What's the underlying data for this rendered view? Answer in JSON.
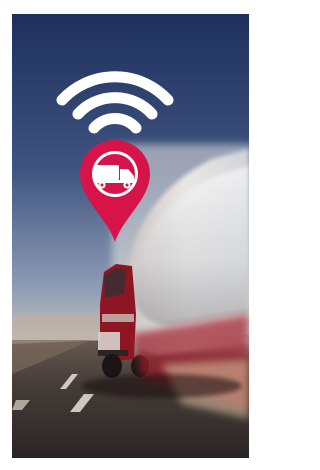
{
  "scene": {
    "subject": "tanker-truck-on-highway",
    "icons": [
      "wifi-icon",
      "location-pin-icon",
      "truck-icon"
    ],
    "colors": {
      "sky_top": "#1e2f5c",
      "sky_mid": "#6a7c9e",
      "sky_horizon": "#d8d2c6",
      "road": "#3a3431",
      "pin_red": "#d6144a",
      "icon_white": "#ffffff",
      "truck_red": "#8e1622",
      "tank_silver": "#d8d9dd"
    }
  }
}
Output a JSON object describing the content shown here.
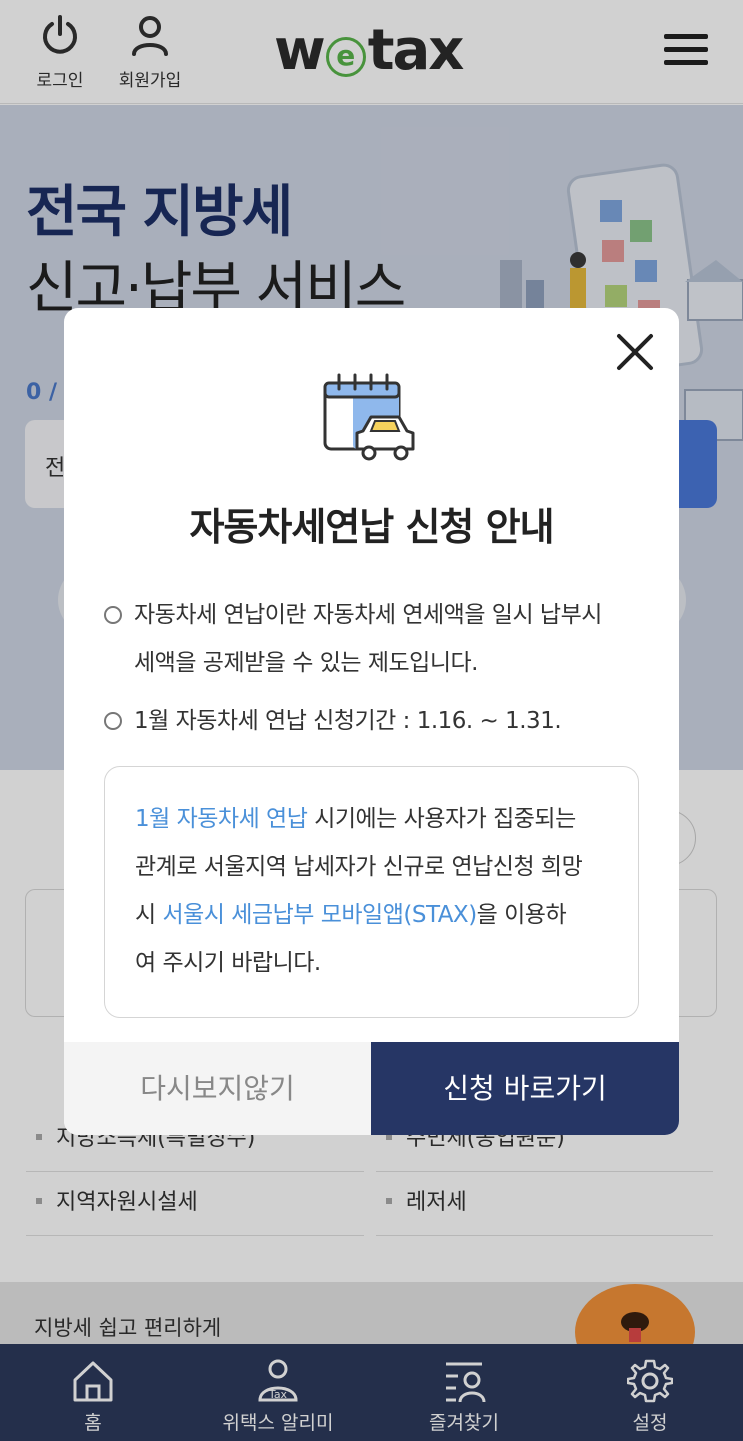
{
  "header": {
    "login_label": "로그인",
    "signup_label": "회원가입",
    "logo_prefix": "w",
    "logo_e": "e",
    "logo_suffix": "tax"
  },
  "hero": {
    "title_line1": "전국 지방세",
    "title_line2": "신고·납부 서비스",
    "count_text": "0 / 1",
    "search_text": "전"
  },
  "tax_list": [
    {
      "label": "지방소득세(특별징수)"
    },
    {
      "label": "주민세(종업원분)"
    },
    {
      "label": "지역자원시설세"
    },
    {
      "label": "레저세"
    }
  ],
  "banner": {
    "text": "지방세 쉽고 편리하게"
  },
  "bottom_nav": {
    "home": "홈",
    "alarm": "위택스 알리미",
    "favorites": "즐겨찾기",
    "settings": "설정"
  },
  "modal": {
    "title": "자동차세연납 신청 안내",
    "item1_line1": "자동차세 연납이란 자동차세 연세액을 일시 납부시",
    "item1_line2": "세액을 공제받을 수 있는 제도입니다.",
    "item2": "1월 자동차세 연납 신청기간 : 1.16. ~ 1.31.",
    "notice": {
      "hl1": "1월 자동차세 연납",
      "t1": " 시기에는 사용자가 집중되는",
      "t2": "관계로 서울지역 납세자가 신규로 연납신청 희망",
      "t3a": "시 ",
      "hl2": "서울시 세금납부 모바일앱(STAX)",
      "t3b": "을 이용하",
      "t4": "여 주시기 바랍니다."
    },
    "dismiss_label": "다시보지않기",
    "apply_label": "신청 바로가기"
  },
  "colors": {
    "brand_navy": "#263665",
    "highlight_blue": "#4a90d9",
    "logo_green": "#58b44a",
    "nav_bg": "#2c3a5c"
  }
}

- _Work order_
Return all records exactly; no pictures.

- _Response area_
What's the underlying data for this rendered view? Answer in JSON.
{
  "scene": {
    "subject": "tanker-truck-on-highway",
    "icons": [
      "wifi-icon",
      "location-pin-icon",
      "truck-icon"
    ],
    "colors": {
      "sky_top": "#1e2f5c",
      "sky_mid": "#6a7c9e",
      "sky_horizon": "#d8d2c6",
      "road": "#3a3431",
      "pin_red": "#d6144a",
      "icon_white": "#ffffff",
      "truck_red": "#8e1622",
      "tank_silver": "#d8d9dd"
    }
  }
}
Output a JSON object describing the content shown here.
{
  "header": {
    "login_label": "로그인",
    "signup_label": "회원가입",
    "logo_prefix": "w",
    "logo_e": "e",
    "logo_suffix": "tax"
  },
  "hero": {
    "title_line1": "전국 지방세",
    "title_line2": "신고·납부 서비스",
    "count_text": "0 / 1",
    "search_text": "전"
  },
  "tax_list": [
    {
      "label": "지방소득세(특별징수)"
    },
    {
      "label": "주민세(종업원분)"
    },
    {
      "label": "지역자원시설세"
    },
    {
      "label": "레저세"
    }
  ],
  "banner": {
    "text": "지방세 쉽고 편리하게"
  },
  "bottom_nav": {
    "home": "홈",
    "alarm": "위택스 알리미",
    "favorites": "즐겨찾기",
    "settings": "설정"
  },
  "modal": {
    "title": "자동차세연납 신청 안내",
    "item1_line1": "자동차세 연납이란 자동차세 연세액을 일시 납부시",
    "item1_line2": "세액을 공제받을 수 있는 제도입니다.",
    "item2": "1월 자동차세 연납 신청기간 : 1.16. ~ 1.31.",
    "notice": {
      "hl1": "1월 자동차세 연납",
      "t1": " 시기에는 사용자가 집중되는",
      "t2": "관계로 서울지역 납세자가 신규로 연납신청 희망",
      "t3a": "시 ",
      "hl2": "서울시 세금납부 모바일앱(STAX)",
      "t3b": "을 이용하",
      "t4": "여 주시기 바랍니다."
    },
    "dismiss_label": "다시보지않기",
    "apply_label": "신청 바로가기"
  },
  "colors": {
    "brand_navy": "#263665",
    "highlight_blue": "#4a90d9",
    "logo_green": "#58b44a",
    "nav_bg": "#2c3a5c"
  }
}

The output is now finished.